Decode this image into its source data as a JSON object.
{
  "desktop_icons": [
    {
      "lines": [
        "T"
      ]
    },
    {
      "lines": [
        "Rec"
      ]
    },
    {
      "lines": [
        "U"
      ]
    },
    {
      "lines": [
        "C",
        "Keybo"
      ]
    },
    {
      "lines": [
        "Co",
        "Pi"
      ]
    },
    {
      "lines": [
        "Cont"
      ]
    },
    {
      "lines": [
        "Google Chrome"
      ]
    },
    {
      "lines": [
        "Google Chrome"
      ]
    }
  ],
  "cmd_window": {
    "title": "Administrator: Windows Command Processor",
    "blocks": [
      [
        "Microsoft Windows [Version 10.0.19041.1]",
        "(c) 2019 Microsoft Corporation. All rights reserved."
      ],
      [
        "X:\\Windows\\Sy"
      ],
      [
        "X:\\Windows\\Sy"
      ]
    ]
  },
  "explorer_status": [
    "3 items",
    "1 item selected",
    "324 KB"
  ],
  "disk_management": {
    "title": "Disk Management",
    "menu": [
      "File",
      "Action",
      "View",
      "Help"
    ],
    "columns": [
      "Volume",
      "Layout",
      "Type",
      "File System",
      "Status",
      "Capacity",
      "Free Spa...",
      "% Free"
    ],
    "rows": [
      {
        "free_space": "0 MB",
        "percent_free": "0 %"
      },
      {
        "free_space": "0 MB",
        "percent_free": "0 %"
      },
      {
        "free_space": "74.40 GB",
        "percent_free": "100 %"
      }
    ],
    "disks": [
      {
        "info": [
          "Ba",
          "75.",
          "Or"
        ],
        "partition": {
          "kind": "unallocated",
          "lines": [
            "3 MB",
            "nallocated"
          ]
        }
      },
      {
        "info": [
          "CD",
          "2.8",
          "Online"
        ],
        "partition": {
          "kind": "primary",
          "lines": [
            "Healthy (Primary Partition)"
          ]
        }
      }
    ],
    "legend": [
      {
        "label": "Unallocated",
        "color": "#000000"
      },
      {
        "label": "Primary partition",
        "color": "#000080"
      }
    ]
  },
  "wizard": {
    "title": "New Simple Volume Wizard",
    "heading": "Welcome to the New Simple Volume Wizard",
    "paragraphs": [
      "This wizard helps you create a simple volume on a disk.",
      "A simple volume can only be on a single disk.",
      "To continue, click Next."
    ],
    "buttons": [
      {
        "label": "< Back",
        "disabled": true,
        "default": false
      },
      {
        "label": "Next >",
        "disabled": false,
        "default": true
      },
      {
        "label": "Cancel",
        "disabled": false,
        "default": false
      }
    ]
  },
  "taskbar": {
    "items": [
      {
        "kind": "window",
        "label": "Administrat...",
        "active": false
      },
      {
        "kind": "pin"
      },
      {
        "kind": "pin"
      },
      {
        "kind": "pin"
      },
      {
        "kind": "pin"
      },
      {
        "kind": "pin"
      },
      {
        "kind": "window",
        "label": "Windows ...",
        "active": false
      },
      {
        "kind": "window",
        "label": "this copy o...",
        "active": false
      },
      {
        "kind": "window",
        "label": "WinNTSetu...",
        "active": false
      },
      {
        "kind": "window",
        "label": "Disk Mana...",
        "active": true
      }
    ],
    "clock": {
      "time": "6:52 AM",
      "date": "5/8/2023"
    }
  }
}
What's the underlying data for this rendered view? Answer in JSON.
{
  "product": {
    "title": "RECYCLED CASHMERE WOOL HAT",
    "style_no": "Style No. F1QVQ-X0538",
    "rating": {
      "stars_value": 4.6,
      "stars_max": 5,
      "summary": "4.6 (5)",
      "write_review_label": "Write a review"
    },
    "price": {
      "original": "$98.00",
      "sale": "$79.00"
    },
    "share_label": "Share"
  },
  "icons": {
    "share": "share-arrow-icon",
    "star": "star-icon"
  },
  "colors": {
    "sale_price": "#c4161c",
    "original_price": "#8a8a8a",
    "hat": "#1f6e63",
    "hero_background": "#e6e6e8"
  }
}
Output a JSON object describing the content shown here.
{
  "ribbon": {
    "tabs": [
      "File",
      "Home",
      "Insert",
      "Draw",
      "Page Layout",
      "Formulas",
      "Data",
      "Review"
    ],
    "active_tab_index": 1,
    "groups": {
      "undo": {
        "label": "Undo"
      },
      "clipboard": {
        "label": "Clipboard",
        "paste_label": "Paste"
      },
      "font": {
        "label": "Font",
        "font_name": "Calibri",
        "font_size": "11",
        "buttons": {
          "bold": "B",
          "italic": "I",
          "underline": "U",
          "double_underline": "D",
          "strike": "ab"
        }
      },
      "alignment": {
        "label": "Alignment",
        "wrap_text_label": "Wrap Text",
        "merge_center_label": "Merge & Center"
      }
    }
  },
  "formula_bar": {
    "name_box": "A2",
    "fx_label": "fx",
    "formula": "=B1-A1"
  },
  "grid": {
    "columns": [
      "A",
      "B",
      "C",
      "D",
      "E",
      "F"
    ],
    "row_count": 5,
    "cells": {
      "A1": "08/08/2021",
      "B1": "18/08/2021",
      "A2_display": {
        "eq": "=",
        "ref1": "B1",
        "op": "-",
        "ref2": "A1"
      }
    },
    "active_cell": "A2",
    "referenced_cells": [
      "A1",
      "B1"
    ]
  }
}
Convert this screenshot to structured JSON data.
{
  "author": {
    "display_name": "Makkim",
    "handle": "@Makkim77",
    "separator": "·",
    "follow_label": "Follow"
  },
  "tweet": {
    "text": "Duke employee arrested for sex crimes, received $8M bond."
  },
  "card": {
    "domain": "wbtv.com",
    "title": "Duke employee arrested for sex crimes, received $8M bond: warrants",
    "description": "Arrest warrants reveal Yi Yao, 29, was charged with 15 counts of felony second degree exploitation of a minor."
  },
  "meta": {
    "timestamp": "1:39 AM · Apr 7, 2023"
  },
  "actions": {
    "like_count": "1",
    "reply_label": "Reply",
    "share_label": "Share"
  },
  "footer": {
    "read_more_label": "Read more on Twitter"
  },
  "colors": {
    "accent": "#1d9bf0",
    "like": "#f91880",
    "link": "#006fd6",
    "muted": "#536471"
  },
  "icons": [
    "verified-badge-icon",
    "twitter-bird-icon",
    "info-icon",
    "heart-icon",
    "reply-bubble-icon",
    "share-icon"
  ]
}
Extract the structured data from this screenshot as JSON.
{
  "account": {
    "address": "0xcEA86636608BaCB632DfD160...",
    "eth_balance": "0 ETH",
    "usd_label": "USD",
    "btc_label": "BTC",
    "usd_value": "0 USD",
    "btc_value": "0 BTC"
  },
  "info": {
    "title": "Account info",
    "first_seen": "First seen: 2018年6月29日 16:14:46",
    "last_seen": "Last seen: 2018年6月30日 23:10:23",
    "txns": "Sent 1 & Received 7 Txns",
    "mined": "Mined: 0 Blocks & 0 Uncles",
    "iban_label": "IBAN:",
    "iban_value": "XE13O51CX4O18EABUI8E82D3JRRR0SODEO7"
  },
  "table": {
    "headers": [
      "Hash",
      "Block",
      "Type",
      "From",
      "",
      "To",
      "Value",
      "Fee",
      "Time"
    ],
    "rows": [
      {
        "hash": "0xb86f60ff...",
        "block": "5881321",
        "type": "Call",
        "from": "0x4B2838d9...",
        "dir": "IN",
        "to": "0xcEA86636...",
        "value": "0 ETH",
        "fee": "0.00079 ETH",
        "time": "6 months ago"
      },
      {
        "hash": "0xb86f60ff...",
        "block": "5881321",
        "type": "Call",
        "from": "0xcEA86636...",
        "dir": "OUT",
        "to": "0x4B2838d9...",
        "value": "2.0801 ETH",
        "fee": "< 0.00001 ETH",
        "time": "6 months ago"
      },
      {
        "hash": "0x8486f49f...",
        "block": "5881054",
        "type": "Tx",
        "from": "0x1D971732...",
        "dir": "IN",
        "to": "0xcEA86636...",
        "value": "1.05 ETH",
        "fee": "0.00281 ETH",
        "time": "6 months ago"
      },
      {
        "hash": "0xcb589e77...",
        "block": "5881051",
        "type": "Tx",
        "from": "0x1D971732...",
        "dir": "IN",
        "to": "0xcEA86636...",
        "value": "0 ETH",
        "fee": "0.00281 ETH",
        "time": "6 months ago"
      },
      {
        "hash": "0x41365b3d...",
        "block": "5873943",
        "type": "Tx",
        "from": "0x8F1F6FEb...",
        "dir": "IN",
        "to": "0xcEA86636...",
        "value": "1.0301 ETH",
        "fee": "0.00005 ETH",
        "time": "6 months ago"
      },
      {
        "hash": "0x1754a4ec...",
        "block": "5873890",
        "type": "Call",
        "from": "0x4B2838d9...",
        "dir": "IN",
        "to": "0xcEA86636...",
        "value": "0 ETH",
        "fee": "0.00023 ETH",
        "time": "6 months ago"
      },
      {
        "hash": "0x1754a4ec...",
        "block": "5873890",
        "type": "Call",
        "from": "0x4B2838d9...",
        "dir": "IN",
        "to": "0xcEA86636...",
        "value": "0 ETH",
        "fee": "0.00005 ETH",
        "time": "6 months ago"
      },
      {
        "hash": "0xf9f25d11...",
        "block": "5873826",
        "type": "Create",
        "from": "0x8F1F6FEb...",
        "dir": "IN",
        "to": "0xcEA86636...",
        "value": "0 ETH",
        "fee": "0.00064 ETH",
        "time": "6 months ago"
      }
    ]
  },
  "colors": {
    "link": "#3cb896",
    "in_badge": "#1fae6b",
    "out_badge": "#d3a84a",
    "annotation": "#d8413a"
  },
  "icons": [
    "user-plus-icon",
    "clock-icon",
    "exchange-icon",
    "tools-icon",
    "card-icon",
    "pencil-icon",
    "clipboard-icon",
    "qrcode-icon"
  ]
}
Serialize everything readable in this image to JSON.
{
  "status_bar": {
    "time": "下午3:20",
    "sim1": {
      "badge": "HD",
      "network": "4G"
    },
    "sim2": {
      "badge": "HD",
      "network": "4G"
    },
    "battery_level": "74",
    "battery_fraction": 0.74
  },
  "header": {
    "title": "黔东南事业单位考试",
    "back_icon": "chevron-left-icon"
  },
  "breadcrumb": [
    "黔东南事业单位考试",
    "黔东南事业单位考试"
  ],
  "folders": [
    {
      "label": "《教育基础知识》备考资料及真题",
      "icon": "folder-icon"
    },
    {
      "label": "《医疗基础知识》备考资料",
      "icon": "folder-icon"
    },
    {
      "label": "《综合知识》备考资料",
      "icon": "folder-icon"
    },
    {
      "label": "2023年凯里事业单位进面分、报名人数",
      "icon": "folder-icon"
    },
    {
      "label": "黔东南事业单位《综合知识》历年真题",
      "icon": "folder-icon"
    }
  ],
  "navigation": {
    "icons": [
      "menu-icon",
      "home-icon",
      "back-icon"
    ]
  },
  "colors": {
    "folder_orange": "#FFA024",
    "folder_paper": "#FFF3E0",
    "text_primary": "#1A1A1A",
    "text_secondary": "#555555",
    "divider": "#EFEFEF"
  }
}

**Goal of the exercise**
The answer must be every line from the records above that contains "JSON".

**Exercise solution**
Decode this image into its source data as a JSON object.
What's the underlying data for this rendered view? Answer in JSON.
Output a JSON object describing the content shown here.
Convert this screenshot to structured JSON data.
Extract the structured data from this screenshot as JSON.
Serialize everything readable in this image to JSON.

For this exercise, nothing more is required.